Dear guests of our blog, today it’s 1st of March, a day with multiple meanings in Romania: the „Mărțișor” day and the first calendaristic day of (probably) the most beautiful season. 😀
The word „Mărțișor” is the diminutive of „martie”, the old folk name for March and thus literally means “little March”.
„Mărțișor” is the name for the red and white string with hanging tassel customarily given on the 1st day of March. The string can also be black and white or blue and white. Giving this talisman to people is an old custom, and it is believed that the wearer will be strong and healthy for the year to come. It is also a symbol of the coming spring. Usually, both women and men (especially in Moldova region) wear it pinned to their clothes, close to the heart, until the last day of March, when they tie it to a fruit-tree twig.

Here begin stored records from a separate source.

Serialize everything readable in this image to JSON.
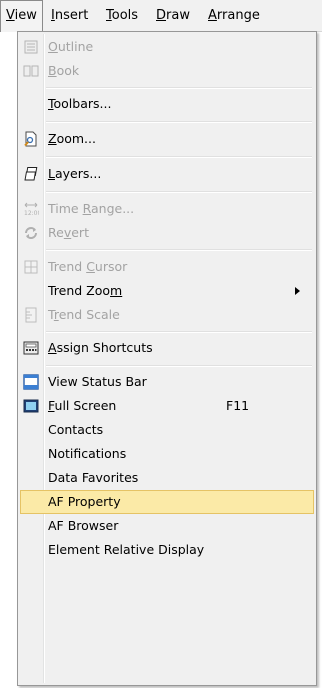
{
  "menubar": {
    "items": [
      {
        "pre": "",
        "mn": "V",
        "post": "iew"
      },
      {
        "pre": "",
        "mn": "I",
        "post": "nsert"
      },
      {
        "pre": "",
        "mn": "T",
        "post": "ools"
      },
      {
        "pre": "",
        "mn": "D",
        "post": "raw"
      },
      {
        "pre": "",
        "mn": "A",
        "post": "rrange"
      }
    ]
  },
  "menu": {
    "outline": {
      "pre": "",
      "mn": "O",
      "post": "utline"
    },
    "book": {
      "pre": "",
      "mn": "B",
      "post": "ook"
    },
    "toolbars": {
      "pre": "",
      "mn": "T",
      "post": "oolbars..."
    },
    "zoom": {
      "pre": "",
      "mn": "Z",
      "post": "oom..."
    },
    "layers": {
      "pre": "",
      "mn": "L",
      "post": "ayers..."
    },
    "time_range": {
      "pre": "Time ",
      "mn": "R",
      "post": "ange..."
    },
    "revert": {
      "pre": "Re",
      "mn": "v",
      "post": "ert"
    },
    "trend_cursor": {
      "pre": "Trend ",
      "mn": "C",
      "post": "ursor"
    },
    "trend_zoom": {
      "pre": "Trend Zoo",
      "mn": "m",
      "post": ""
    },
    "trend_scale": {
      "pre": "T",
      "mn": "r",
      "post": "end Scale"
    },
    "assign_shortcuts": {
      "pre": "",
      "mn": "A",
      "post": "ssign Shortcuts"
    },
    "view_status_bar": "View Status Bar",
    "full_screen": {
      "pre": "",
      "mn": "F",
      "post": "ull Screen"
    },
    "full_screen_accel": "F11",
    "contacts": "Contacts",
    "notifications": "Notifications",
    "data_favorites": "Data Favorites",
    "af_property": "AF Property",
    "af_browser": "AF Browser",
    "element_relative_display": "Element Relative Display"
  },
  "colors": {
    "highlight": "#fbeaa7",
    "disabled_text": "#a3a3a3"
  }
}
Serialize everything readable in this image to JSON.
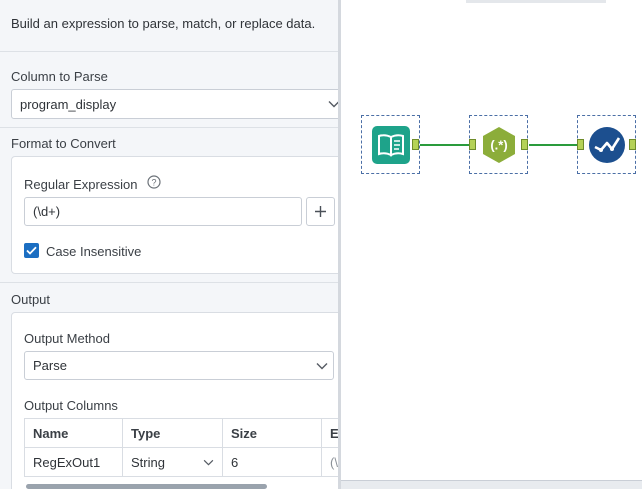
{
  "panel": {
    "intro": "Build an expression to parse, match, or replace data.",
    "column_to_parse": {
      "title": "Column to Parse",
      "value": "program_display"
    },
    "format_to_convert": {
      "title": "Format to Convert",
      "regex_label": "Regular Expression",
      "regex_value": "(\\d+)",
      "case_insensitive_label": "Case Insensitive",
      "case_insensitive_checked": true
    },
    "output": {
      "title": "Output",
      "method_label": "Output Method",
      "method_value": "Parse",
      "columns_label": "Output Columns",
      "columns": {
        "headers": [
          "Name",
          "Type",
          "Size",
          "E"
        ],
        "rows": [
          {
            "name": "RegExOut1",
            "type": "String",
            "size": "6",
            "extra": "(\\"
          }
        ]
      }
    }
  },
  "canvas": {
    "tools": [
      {
        "name": "input-data-tool",
        "icon": "book-icon",
        "color": "#1ea38a"
      },
      {
        "name": "regex-tool",
        "icon": "regex-icon",
        "color": "#8cad3a"
      },
      {
        "name": "browse-tool",
        "icon": "checkmark-wave-icon",
        "color": "#1c4f8f"
      }
    ]
  }
}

In modern times, and especially in urban areas, the Mărțișor lost most its talisman properties and became more a symbol of friendship, love, appreciation and respect. The black threads were replaced by red, but the delicate wool string is still a ‘cottage industry’ among people in the countryside, who comb out the wool, dye the floss and twist it into thousands of tassels. In some areas, the amulets are still made with black and white string, to ward off evil.

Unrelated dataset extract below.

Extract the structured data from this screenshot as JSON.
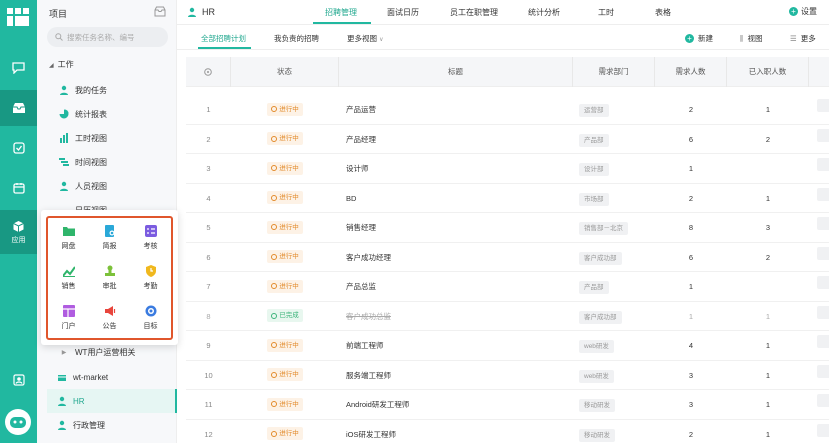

Related to Mărțișor and also symbol for spring in Romania is the snowdrop flower. ❤
Alike, though not identical customs can be found in Bulgaria: the „Martenitsa” is a small piece of adornment, made of white and red yarn and usually in the form of two dolls, a male and a female. The name of the holiday means “Grandma March” in Bulgarian and the holiday and the wearing of Martenitsi are a Bulgarian tradition related to welcoming the spring, which according to Bulgarian folklore begins in March. 🙂
Hope you enjoyed our traditional way to start the spring season 😀
Share with us your local traditions and customs of welcoming spring 🙂
* If you find it useful, I invite you to like our facebook page www.facebook.com/travelonabudgetRO